(Component data from apps and pages)
------------------------
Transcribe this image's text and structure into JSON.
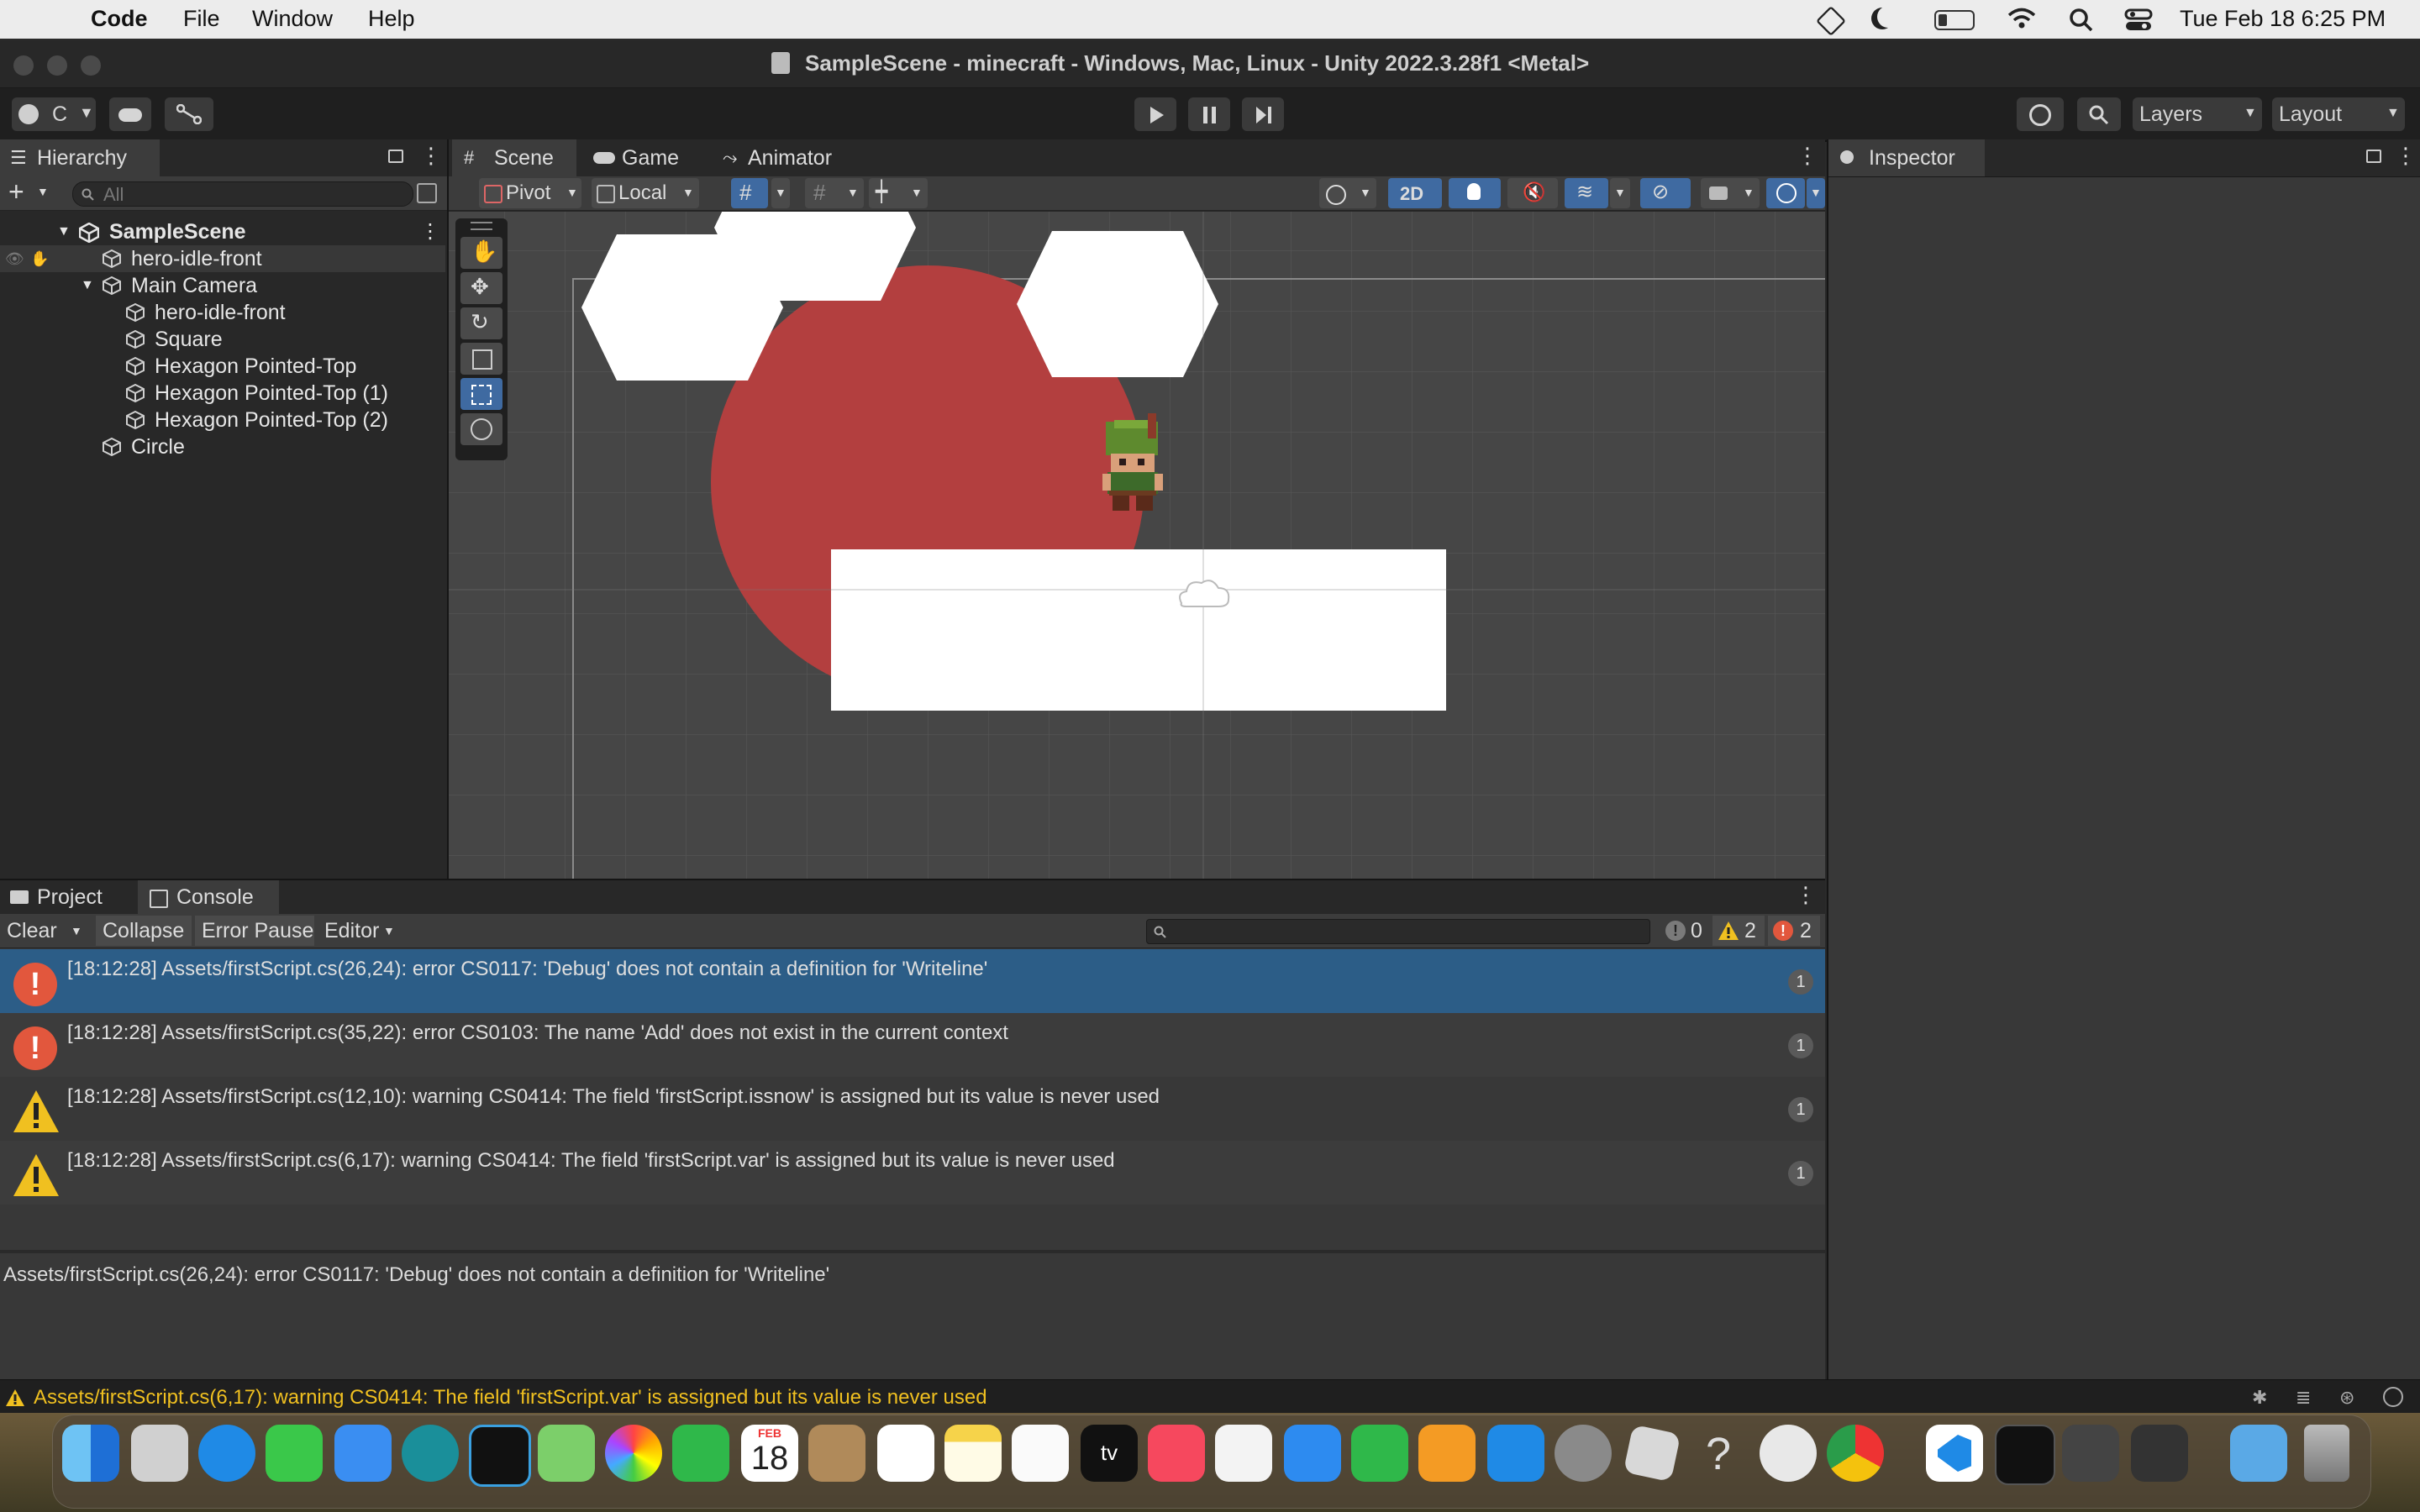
{
  "menubar": {
    "app_name": "Code",
    "items": [
      "File",
      "Window",
      "Help"
    ],
    "clock": "Tue Feb 18  6:25 PM"
  },
  "window": {
    "title": "SampleScene - minecraft - Windows, Mac, Linux - Unity 2022.3.28f1 <Metal>"
  },
  "toolbar": {
    "account_label": "C",
    "layers_label": "Layers",
    "layout_label": "Layout"
  },
  "hierarchy": {
    "tab_label": "Hierarchy",
    "search_placeholder": "All",
    "scene_name": "SampleScene",
    "items": [
      {
        "label": "hero-idle-front"
      },
      {
        "label": "Main Camera"
      },
      {
        "label": "hero-idle-front"
      },
      {
        "label": "Square"
      },
      {
        "label": "Hexagon Pointed-Top"
      },
      {
        "label": "Hexagon Pointed-Top (1)"
      },
      {
        "label": "Hexagon Pointed-Top (2)"
      },
      {
        "label": "Circle"
      }
    ]
  },
  "scene": {
    "tabs": [
      "Scene",
      "Game",
      "Animator"
    ],
    "pivot_label": "Pivot",
    "local_label": "Local",
    "mode_2d_label": "2D"
  },
  "inspector": {
    "tab_label": "Inspector"
  },
  "bottom": {
    "tabs": [
      "Project",
      "Console"
    ],
    "clear_label": "Clear",
    "collapse_label": "Collapse",
    "error_pause_label": "Error Pause",
    "editor_label": "Editor",
    "info_count": "0",
    "warning_count": "2",
    "error_count": "2",
    "rows": [
      {
        "type": "error",
        "text": "[18:12:28] Assets/firstScript.cs(26,24): error CS0117: 'Debug' does not contain a definition for 'Writeline'",
        "count": "1"
      },
      {
        "type": "error",
        "text": "[18:12:28] Assets/firstScript.cs(35,22): error CS0103: The name 'Add' does not exist in the current context",
        "count": "1"
      },
      {
        "type": "warning",
        "text": "[18:12:28] Assets/firstScript.cs(12,10): warning CS0414: The field 'firstScript.issnow' is assigned but its value is never used",
        "count": "1"
      },
      {
        "type": "warning",
        "text": "[18:12:28] Assets/firstScript.cs(6,17): warning CS0414: The field 'firstScript.var' is assigned but its value is never used",
        "count": "1"
      }
    ],
    "detail": "Assets/firstScript.cs(26,24): error CS0117: 'Debug' does not contain a definition for 'Writeline'"
  },
  "statusbar": {
    "text": "Assets/firstScript.cs(6,17): warning CS0414: The field 'firstScript.var' is assigned but its value is never used"
  },
  "dock": {
    "calendar_month": "FEB",
    "calendar_day": "18",
    "tv_label": "tv",
    "apps": [
      "finder",
      "launchpad",
      "safari",
      "messages",
      "mail",
      "arduino",
      "unity-hub",
      "maps",
      "photos",
      "facetime",
      "calendar",
      "contacts",
      "reminders",
      "notes",
      "freeform",
      "apple-tv",
      "music",
      "news",
      "keynote",
      "numbers",
      "pages",
      "app-store",
      "system-settings",
      "roblox",
      "help",
      "blocked-app",
      "chrome",
      "vscode",
      "terminal",
      "unity",
      "unity-2",
      "downloads",
      "trash"
    ]
  },
  "colors": {
    "selection": "#2c5d87",
    "accent_blue": "#3f6aa1",
    "error": "#e2573d",
    "warning": "#f0c020",
    "circle_red": "#b33f3f"
  }
}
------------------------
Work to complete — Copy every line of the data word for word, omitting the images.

Exercise output —
Transcribe this image's text and structure into JSON.
{
  "menubar": {
    "app_name": "Code",
    "items": [
      "File",
      "Window",
      "Help"
    ],
    "clock": "Tue Feb 18  6:25 PM"
  },
  "window": {
    "title": "SampleScene - minecraft - Windows, Mac, Linux - Unity 2022.3.28f1 <Metal>"
  },
  "toolbar": {
    "account_label": "C",
    "layers_label": "Layers",
    "layout_label": "Layout"
  },
  "hierarchy": {
    "tab_label": "Hierarchy",
    "search_placeholder": "All",
    "scene_name": "SampleScene",
    "items": [
      {
        "label": "hero-idle-front"
      },
      {
        "label": "Main Camera"
      },
      {
        "label": "hero-idle-front"
      },
      {
        "label": "Square"
      },
      {
        "label": "Hexagon Pointed-Top"
      },
      {
        "label": "Hexagon Pointed-Top (1)"
      },
      {
        "label": "Hexagon Pointed-Top (2)"
      },
      {
        "label": "Circle"
      }
    ]
  },
  "scene": {
    "tabs": [
      "Scene",
      "Game",
      "Animator"
    ],
    "pivot_label": "Pivot",
    "local_label": "Local",
    "mode_2d_label": "2D"
  },
  "inspector": {
    "tab_label": "Inspector"
  },
  "bottom": {
    "tabs": [
      "Project",
      "Console"
    ],
    "clear_label": "Clear",
    "collapse_label": "Collapse",
    "error_pause_label": "Error Pause",
    "editor_label": "Editor",
    "info_count": "0",
    "warning_count": "2",
    "error_count": "2",
    "rows": [
      {
        "type": "error",
        "text": "[18:12:28] Assets/firstScript.cs(26,24): error CS0117: 'Debug' does not contain a definition for 'Writeline'",
        "count": "1"
      },
      {
        "type": "error",
        "text": "[18:12:28] Assets/firstScript.cs(35,22): error CS0103: The name 'Add' does not exist in the current context",
        "count": "1"
      },
      {
        "type": "warning",
        "text": "[18:12:28] Assets/firstScript.cs(12,10): warning CS0414: The field 'firstScript.issnow' is assigned but its value is never used",
        "count": "1"
      },
      {
        "type": "warning",
        "text": "[18:12:28] Assets/firstScript.cs(6,17): warning CS0414: The field 'firstScript.var' is assigned but its value is never used",
        "count": "1"
      }
    ],
    "detail": "Assets/firstScript.cs(26,24): error CS0117: 'Debug' does not contain a definition for 'Writeline'"
  },
  "statusbar": {
    "text": "Assets/firstScript.cs(6,17): warning CS0414: The field 'firstScript.var' is assigned but its value is never used"
  },
  "dock": {
    "calendar_month": "FEB",
    "calendar_day": "18",
    "tv_label": "tv",
    "apps": [
      "finder",
      "launchpad",
      "safari",
      "messages",
      "mail",
      "arduino",
      "unity-hub",
      "maps",
      "photos",
      "facetime",
      "calendar",
      "contacts",
      "reminders",
      "notes",
      "freeform",
      "apple-tv",
      "music",
      "news",
      "keynote",
      "numbers",
      "pages",
      "app-store",
      "system-settings",
      "roblox",
      "help",
      "blocked-app",
      "chrome",
      "vscode",
      "terminal",
      "unity",
      "unity-2",
      "downloads",
      "trash"
    ]
  },
  "colors": {
    "selection": "#2c5d87",
    "accent_blue": "#3f6aa1",
    "error": "#e2573d",
    "warning": "#f0c020",
    "circle_red": "#b33f3f"
  }
}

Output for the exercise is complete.